PROBLEM: Go over the lines below, and when one contains the word "Request", copy it.

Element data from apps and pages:

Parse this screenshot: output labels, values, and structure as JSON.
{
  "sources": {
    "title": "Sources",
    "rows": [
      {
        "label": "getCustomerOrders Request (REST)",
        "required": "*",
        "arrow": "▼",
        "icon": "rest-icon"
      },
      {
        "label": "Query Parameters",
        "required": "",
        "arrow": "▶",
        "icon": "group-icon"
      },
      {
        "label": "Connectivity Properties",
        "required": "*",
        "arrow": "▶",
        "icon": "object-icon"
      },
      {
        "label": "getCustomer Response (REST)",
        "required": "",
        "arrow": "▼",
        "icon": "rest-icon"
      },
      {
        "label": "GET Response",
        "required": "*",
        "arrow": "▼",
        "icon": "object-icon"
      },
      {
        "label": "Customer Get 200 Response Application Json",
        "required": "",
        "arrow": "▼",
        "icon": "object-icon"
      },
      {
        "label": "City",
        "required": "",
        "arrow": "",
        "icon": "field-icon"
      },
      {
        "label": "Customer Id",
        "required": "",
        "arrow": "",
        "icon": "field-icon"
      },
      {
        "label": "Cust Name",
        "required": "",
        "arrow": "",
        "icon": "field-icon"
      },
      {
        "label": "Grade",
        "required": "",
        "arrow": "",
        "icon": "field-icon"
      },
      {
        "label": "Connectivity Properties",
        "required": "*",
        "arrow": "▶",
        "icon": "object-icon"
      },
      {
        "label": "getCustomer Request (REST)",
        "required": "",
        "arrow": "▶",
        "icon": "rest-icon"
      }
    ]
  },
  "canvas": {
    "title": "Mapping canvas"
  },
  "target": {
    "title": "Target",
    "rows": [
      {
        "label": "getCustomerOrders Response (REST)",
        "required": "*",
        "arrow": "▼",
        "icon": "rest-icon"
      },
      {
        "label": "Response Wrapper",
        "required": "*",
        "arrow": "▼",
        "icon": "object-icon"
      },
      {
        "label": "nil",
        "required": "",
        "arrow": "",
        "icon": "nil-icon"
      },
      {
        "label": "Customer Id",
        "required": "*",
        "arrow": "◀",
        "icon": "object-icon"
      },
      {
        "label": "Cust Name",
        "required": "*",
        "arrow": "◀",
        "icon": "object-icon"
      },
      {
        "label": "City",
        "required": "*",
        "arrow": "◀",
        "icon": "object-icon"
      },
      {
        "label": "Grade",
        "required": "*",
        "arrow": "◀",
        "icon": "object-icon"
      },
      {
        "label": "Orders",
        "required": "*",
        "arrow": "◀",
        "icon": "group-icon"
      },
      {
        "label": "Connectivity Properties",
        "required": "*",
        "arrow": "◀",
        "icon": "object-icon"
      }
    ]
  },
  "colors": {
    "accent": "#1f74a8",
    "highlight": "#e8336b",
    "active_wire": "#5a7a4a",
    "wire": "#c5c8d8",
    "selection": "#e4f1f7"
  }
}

ANSWER TO THE PROBLEM:
        "label": "getCustomerOrders Request (REST)",
        "label": "getCustomer Request (REST)",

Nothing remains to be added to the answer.